▶ **Exercise objective**
Once you have checked each line below, report only the number of lines that contain the word "POWER".

▶ **Data for processing**
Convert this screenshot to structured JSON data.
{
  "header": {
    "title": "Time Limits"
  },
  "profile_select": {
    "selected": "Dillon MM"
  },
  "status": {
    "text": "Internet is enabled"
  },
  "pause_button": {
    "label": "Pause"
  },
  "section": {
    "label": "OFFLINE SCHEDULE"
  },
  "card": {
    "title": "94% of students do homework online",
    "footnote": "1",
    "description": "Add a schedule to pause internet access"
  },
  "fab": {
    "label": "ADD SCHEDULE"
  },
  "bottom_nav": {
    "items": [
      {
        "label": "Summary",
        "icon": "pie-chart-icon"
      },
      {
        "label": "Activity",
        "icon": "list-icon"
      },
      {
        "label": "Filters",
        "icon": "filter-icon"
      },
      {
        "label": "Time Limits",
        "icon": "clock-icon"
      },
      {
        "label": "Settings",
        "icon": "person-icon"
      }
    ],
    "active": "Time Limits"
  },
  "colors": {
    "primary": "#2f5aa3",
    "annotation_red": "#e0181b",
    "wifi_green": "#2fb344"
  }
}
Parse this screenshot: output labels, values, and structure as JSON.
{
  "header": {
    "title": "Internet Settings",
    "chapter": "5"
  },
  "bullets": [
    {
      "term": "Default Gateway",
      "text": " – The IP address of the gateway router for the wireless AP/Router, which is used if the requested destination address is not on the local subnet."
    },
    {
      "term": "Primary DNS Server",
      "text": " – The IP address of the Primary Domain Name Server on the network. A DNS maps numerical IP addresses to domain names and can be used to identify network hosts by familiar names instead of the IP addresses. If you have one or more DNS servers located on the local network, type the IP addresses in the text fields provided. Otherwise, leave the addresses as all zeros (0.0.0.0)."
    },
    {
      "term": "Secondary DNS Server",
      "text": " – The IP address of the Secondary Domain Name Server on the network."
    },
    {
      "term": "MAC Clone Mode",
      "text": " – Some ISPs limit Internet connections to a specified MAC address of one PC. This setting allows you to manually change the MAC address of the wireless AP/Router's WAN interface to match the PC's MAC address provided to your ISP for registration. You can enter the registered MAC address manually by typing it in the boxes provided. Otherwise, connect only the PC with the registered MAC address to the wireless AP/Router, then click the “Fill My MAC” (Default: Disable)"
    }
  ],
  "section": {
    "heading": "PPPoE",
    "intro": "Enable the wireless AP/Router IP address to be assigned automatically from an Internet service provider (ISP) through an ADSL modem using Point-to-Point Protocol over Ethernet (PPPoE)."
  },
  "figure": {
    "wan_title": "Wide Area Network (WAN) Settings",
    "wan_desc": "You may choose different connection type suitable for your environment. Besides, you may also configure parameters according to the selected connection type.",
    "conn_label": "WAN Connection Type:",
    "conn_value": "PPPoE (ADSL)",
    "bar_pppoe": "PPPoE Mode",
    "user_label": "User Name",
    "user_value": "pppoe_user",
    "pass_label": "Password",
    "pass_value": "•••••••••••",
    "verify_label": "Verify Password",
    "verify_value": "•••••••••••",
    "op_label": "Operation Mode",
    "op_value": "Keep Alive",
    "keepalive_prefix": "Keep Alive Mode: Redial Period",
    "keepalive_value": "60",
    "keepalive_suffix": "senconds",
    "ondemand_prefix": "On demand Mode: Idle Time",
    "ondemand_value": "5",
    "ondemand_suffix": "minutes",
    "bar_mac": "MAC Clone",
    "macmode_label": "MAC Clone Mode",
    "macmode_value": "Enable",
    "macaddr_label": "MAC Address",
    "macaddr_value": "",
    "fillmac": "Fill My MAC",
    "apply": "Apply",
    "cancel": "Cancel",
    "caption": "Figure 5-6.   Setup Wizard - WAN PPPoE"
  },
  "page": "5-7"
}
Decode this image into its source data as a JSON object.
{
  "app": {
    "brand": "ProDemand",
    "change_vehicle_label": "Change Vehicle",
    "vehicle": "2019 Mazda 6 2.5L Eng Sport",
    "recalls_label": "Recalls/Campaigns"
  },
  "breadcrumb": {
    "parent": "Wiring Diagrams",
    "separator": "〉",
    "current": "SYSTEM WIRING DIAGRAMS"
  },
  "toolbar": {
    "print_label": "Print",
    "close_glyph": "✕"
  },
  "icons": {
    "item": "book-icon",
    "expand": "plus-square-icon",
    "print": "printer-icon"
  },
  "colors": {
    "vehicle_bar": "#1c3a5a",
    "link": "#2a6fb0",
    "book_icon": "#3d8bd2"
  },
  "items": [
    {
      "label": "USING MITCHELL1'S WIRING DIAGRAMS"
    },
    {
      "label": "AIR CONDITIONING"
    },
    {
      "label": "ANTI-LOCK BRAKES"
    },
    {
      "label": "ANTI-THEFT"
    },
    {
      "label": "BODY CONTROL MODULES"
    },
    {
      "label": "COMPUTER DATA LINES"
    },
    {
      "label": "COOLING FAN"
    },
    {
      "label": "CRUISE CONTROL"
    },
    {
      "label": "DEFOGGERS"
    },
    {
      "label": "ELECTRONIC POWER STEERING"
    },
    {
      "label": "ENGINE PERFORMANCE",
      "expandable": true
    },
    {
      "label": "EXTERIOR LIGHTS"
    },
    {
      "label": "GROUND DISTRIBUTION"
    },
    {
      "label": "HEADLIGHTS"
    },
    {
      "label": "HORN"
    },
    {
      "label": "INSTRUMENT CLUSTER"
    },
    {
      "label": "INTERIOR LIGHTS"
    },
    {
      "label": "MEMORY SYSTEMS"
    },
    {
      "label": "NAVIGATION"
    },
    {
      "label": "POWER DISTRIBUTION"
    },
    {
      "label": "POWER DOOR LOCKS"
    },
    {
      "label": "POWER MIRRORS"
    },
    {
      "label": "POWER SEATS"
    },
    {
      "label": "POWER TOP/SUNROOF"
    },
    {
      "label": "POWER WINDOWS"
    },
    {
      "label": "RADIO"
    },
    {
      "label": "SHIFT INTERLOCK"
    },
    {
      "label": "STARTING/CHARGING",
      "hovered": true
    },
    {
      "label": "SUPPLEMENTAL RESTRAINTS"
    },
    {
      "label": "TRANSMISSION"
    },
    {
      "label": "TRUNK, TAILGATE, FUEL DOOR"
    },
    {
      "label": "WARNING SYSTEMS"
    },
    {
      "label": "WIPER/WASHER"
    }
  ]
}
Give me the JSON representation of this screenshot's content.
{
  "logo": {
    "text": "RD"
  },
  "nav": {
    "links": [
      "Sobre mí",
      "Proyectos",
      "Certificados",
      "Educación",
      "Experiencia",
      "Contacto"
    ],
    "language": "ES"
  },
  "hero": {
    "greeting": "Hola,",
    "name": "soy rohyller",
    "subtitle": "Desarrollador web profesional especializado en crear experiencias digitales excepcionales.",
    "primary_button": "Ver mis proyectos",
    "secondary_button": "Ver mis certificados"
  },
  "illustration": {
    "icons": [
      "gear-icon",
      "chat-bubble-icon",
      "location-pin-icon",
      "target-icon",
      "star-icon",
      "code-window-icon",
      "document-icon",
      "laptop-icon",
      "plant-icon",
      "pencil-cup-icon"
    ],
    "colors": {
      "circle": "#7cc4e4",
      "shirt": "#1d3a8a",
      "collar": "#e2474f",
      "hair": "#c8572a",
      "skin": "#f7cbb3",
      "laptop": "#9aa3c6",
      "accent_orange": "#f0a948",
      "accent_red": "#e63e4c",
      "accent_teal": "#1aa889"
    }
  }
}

▶ **Task solution**
7